-- Work to be completed --
A single number is the answer: the count of lines below that contain "text".
── Exercise materials ──
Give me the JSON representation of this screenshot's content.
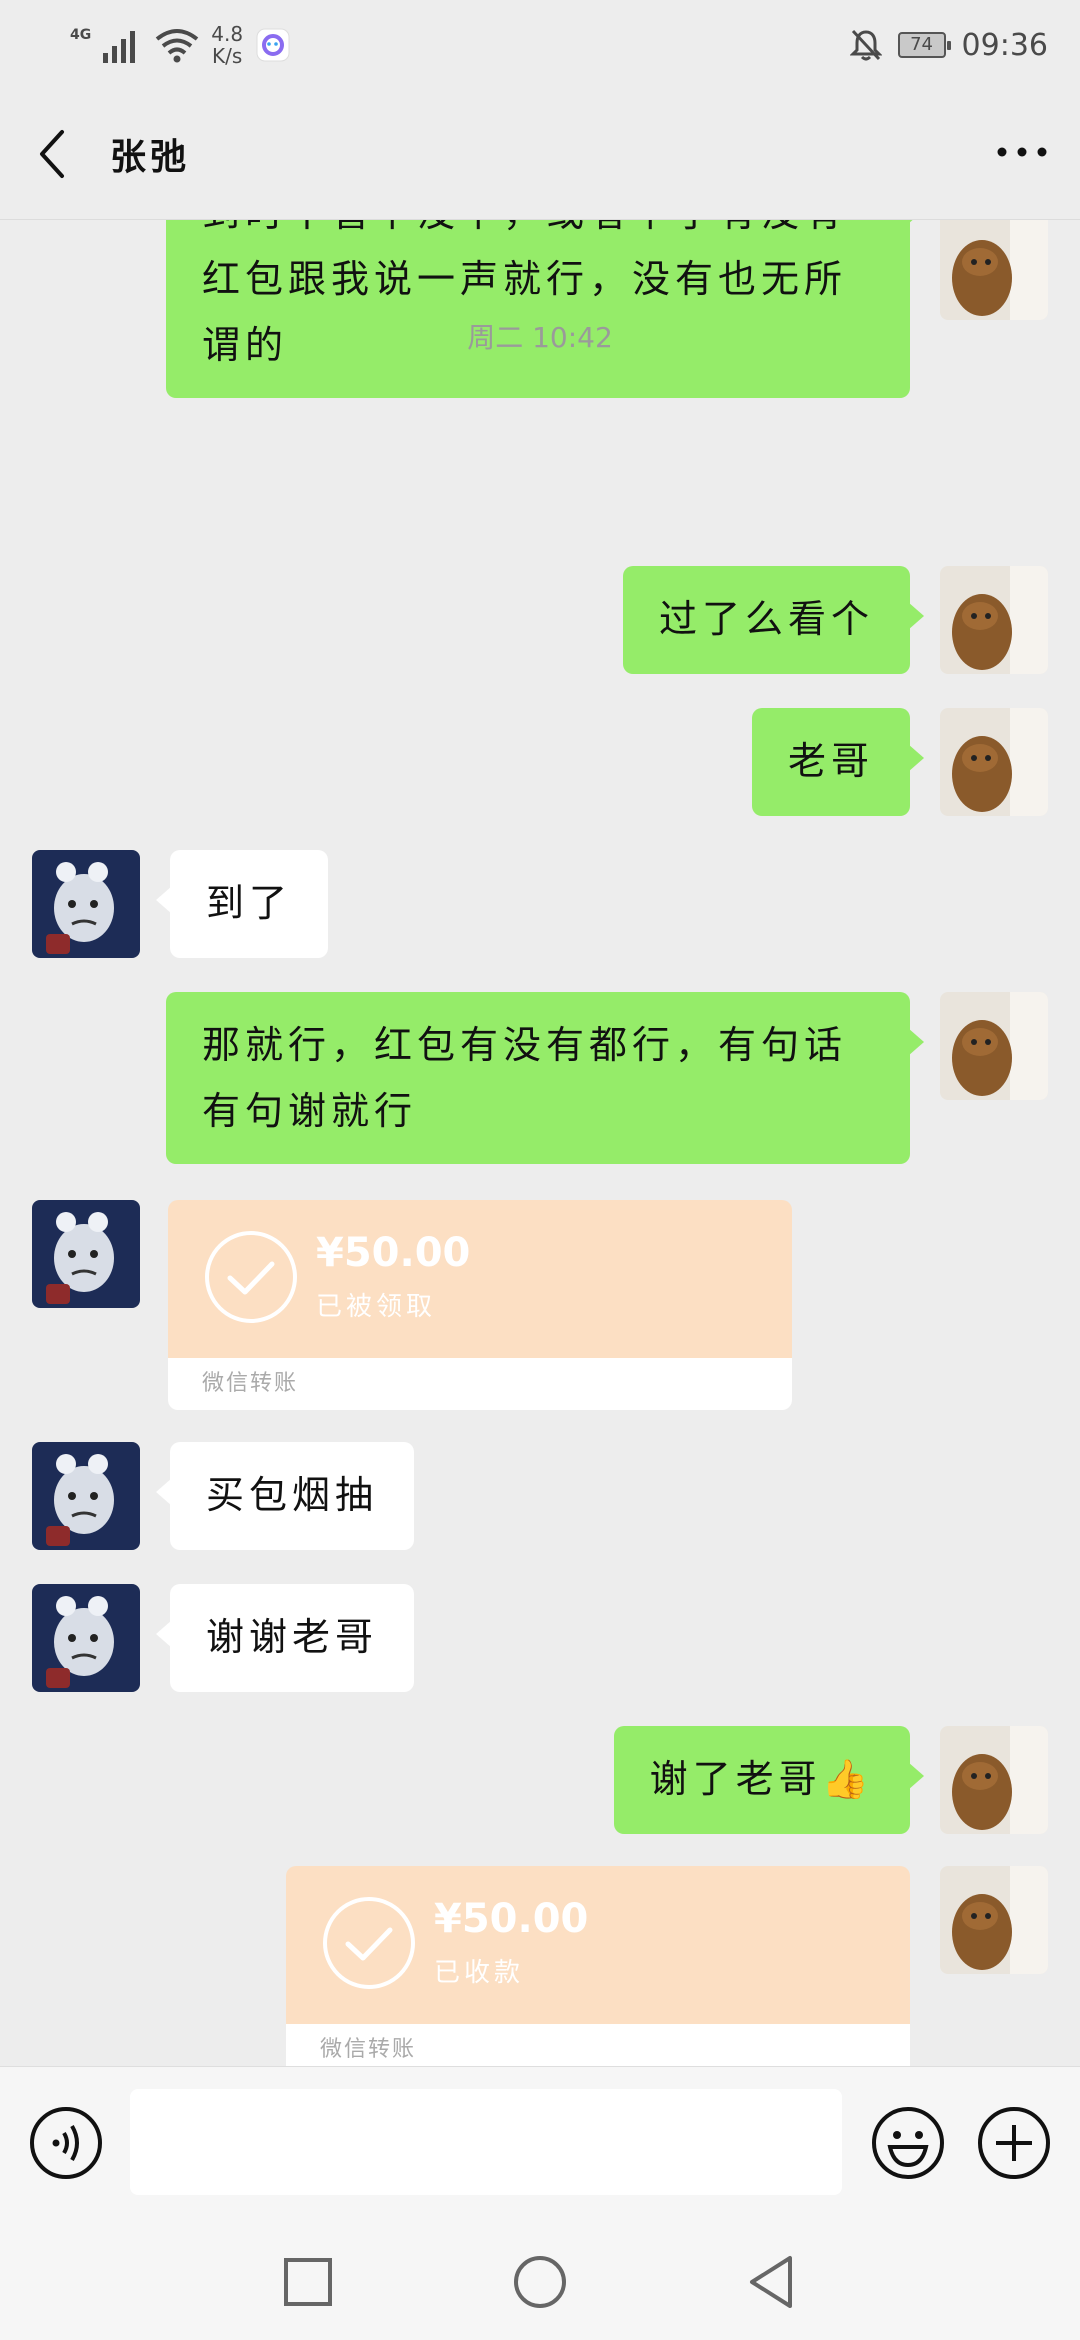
{
  "status_bar": {
    "network": "4G",
    "speed_value": "4.8",
    "speed_unit": "K/s",
    "battery": "74",
    "time": "09:36",
    "icons": [
      "signal-icon",
      "wifi-icon",
      "app-notification-icon",
      "mute-bell-icon",
      "battery-icon"
    ]
  },
  "header": {
    "contact_name": "张弛",
    "icons": [
      "back-icon",
      "more-icon"
    ]
  },
  "messages": {
    "m1": "到时不管下没下，或者下了有没有红包跟我说一声就行，没有也无所谓的",
    "timestamp": "周二 10:42",
    "m2": "过了么看个",
    "m3": "老哥",
    "m4": "到了",
    "m5": "那就行，红包有没有都行，有句话有句谢就行",
    "t1": {
      "amount": "¥50.00",
      "status": "已被领取",
      "label": "微信转账"
    },
    "m6": "买包烟抽",
    "m7": "谢谢老哥",
    "m8": "谢了老哥👍",
    "t2": {
      "amount": "¥50.00",
      "status": "已收款",
      "label": "微信转账"
    }
  },
  "input_bar": {
    "value": "",
    "icons": [
      "voice-icon",
      "emoji-icon",
      "plus-icon"
    ]
  },
  "nav_bar": {
    "icons": [
      "recents-icon",
      "home-icon",
      "back-nav-icon"
    ]
  },
  "colors": {
    "background": "#ededed",
    "my_bubble": "#95ec69",
    "other_bubble": "#ffffff",
    "transfer": "#fcdfc3"
  }
}
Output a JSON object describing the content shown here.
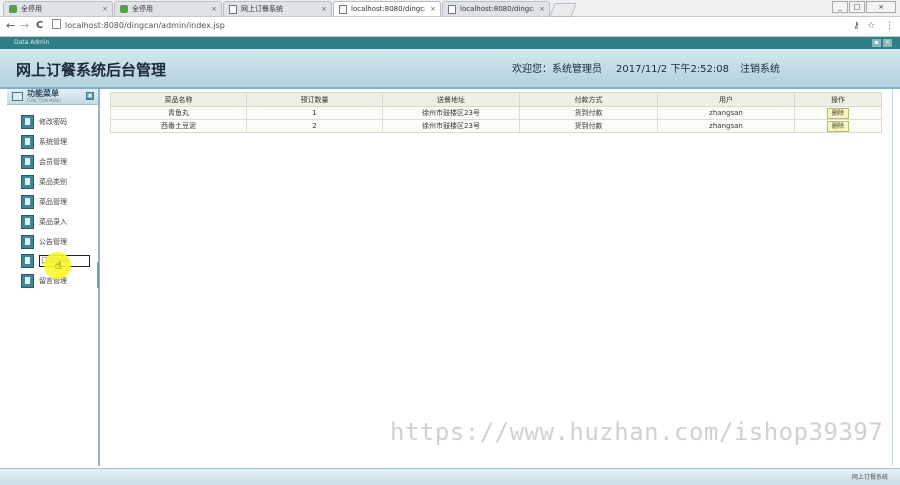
{
  "browser": {
    "tabs": [
      {
        "label": "全停用",
        "close": "×",
        "active": false
      },
      {
        "label": "全停用",
        "close": "×",
        "active": false
      },
      {
        "label": "网上订餐系统",
        "close": "×",
        "active": false
      },
      {
        "label": "localhost:8080/dingcan",
        "close": "×",
        "active": true
      },
      {
        "label": "localhost:8080/dingcan",
        "close": "×",
        "active": false
      }
    ],
    "window_controls": [
      "_",
      "□",
      "×"
    ],
    "url": "localhost:8080/dingcan/admin/index.jsp",
    "back": "←",
    "forward": "→",
    "reload": "C",
    "key_icon": "⚷",
    "star_icon": "☆",
    "menu_icon": "⋮"
  },
  "app": {
    "window_title": "Data Admin",
    "site_title": "网上订餐系统后台管理",
    "welcome": "欢迎您：系统管理员",
    "datetime": "2017/11/2 下午2:52:08",
    "logout": "注销系统",
    "footer": "网上订餐系统"
  },
  "sidebar": {
    "title": "功能菜单",
    "subtitle": "FUNCTION MENU",
    "collapse_icon": "▣",
    "items": [
      {
        "label": "修改密码"
      },
      {
        "label": "系统管理"
      },
      {
        "label": "会员管理"
      },
      {
        "label": "菜品类别"
      },
      {
        "label": "菜品管理"
      },
      {
        "label": "菜品录入"
      },
      {
        "label": "公告管理"
      },
      {
        "label": "订单管理"
      },
      {
        "label": "留言管理"
      }
    ]
  },
  "orders": {
    "headers": [
      "菜品名称",
      "预订数量",
      "送餐地址",
      "付款方式",
      "用户",
      "操作"
    ],
    "rows": [
      {
        "name": "青鱼丸",
        "qty": "1",
        "address": "徐州市鼓楼区23号",
        "payment": "货到付款",
        "user": "zhangsan",
        "action": "删除"
      },
      {
        "name": "西番土豆泥",
        "qty": "2",
        "address": "徐州市鼓楼区23号",
        "payment": "货到付款",
        "user": "zhangsan",
        "action": "删除"
      }
    ]
  },
  "watermark": "https://www.huzhan.com/ishop39397"
}
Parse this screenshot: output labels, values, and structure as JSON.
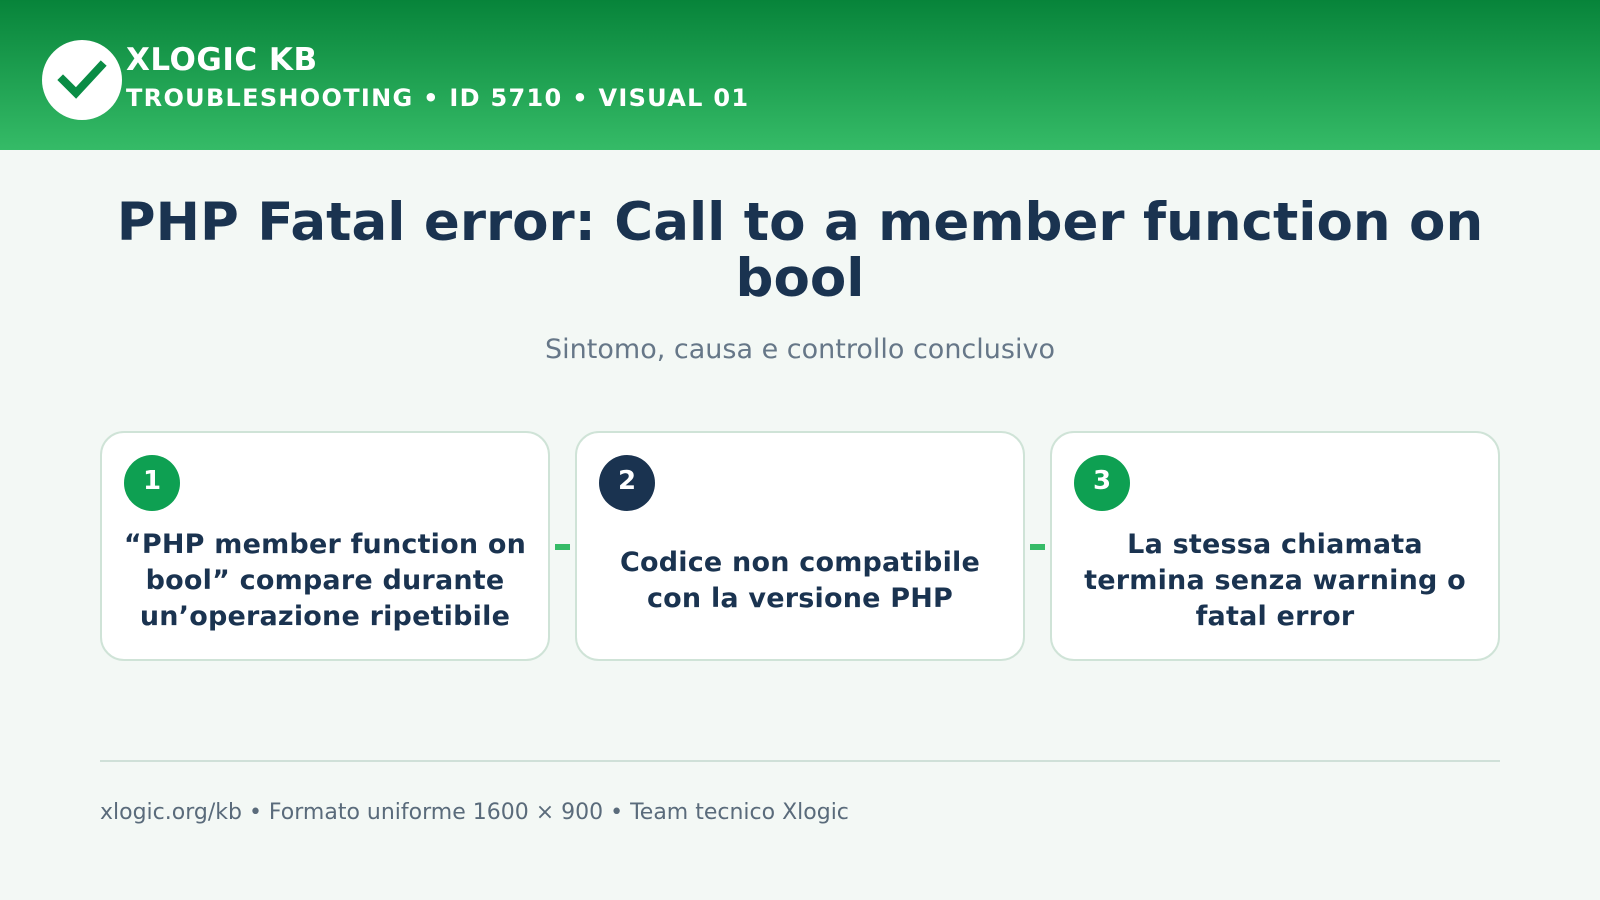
{
  "colors": {
    "header_gradient_top": "#07843a",
    "header_gradient_bottom": "#35bb67",
    "navy": "#1a3350",
    "green": "#0ea052",
    "page_background": "#f3f8f5"
  },
  "header": {
    "logo_icon": "checkmark-icon",
    "brand_title": "XLOGIC KB",
    "brand_subtitle": "TROUBLESHOOTING • ID 5710 • VISUAL 01"
  },
  "main": {
    "title": "PHP Fatal error: Call to a member function on bool",
    "subtitle": "Sintomo, causa e controllo conclusivo"
  },
  "steps": [
    {
      "number": "1",
      "badge_color": "#0ea052",
      "text": "“PHP member function on bool” compare durante un’operazione ripetibile"
    },
    {
      "number": "2",
      "badge_color": "#1a3350",
      "text": "Codice non compatibile con la versione PHP"
    },
    {
      "number": "3",
      "badge_color": "#0ea052",
      "text": "La stessa chiamata termina senza warning o fatal error"
    }
  ],
  "footer": {
    "text": "xlogic.org/kb • Formato uniforme 1600 × 900 • Team tecnico Xlogic"
  }
}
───
-- The answer --
4